4. Slade Alive! (1972)

“If you’re a great live band that can’t sell records make a live one.  And that’s exactly what Slade did here.  I don’t give too many albums 5 stars and this is more of a 4 star by Slade’s standards however: a) This album rocks from start to finish b) The production on this album is a great example of how a live album should be recorded c) This is album that documents the birth of glam rock and the sounds that would influence countless metal band from there on in (weather they knew it or not) Crank it up!  They don’t rock like this no more!!!”

3. Slade In Flame (1974)

“Almost Slade’s swan-song so far as the UK album charts were concerned, “Slade in Flame” is a pretty good album soundtrack to a pretty good movie which when it was released sadly evidenced their fall from commercial grace. This is a pretty solid set of typical Slade boogie-fare, leavened by the two best songs they ever wrote, the singles “Far Far Away”, a rousing yet affecting traveller’s lament and especially the elegiac (honest) “How Does It Feel”, with its serious, thoughtful lyric and haunting piano motif deliberately reminiscent of the “…coming to take you away” fade to “Magical Mystery Tour”. Just a shame they didn’t build on these advances from here on but you’d settle for these two tunes in your catalogue any day of the week.”

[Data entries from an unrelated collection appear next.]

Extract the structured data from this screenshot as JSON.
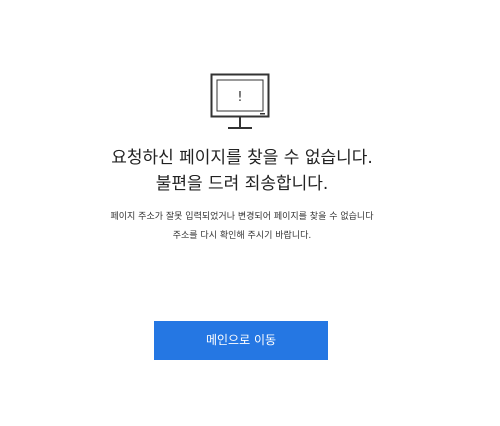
{
  "error": {
    "icon": "monitor-alert-icon",
    "icon_glyph": "!",
    "title_line1": "요청하신 페이지를 찾을 수 없습니다.",
    "title_line2": "불편을 드려 죄송합니다.",
    "description_line1": "페이지 주소가 잘못 입력되었거나 변경되어 페이지를 찾을 수 없습니다",
    "description_line2": "주소를 다시 확인해 주시기 바랍니다."
  },
  "actions": {
    "main_button_label": "메인으로 이동"
  },
  "colors": {
    "accent": "#2577e3",
    "text": "#222222",
    "icon_stroke": "#333333"
  }
}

2. The Amazing Kamikaze Syndrome (1983)

“This album had a couple of major hits, namely “Run runaway” and “My oh my”, both of witch I had heard several times before, but never knew witch band it was. They are both way overplayed in my opinion, and becomes tracks worth skipping when I listen trough this record. They are not really bad, but as I have already mentioned, the longevity of these tracks are rather limited. The only thing about Slade (at least on this album) that goes somewhat against the mainstream, is the voice of singer Noddy Holder, as it is (at least some times) rather raw and mean. I mentioned Quiet Riot in the beginning of this review, and Noddy Holder sounds almost exactly the same as Kevin DuBrow from that band.”

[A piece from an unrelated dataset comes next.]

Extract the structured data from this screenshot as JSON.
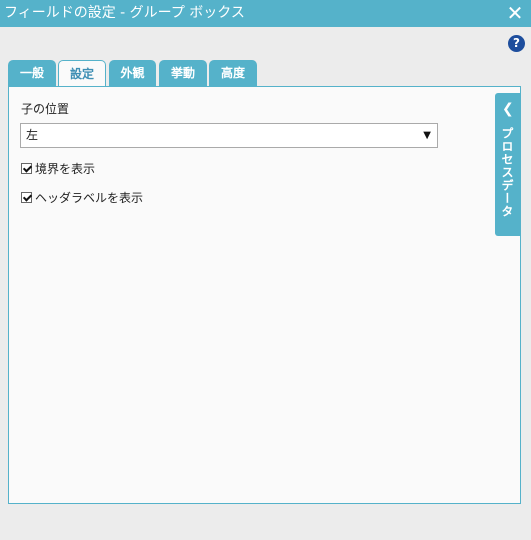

1.Slayed? (1972)

” I have been listen to Slade, so I cannot give them low rating. Many of rockers have listen Aerosmith, so they would never rate them low. Slade are heroes of my generation, and it’s nothing for a shame. I remember how it sounded from my tape-recorder filled all around on a regular basis. Just Andy Slade not Andy Upit. It is silly to analyze Slayed, the music is simple while effective either. Love it or hate it. Wild and powerful stuff to make you happy and alive. I don’t care what are you thinking about this band and this output, but ‘Look at Last Nite’ and “Gudbuy Gudbye’ are the biggest songs for ages. Slade forever.”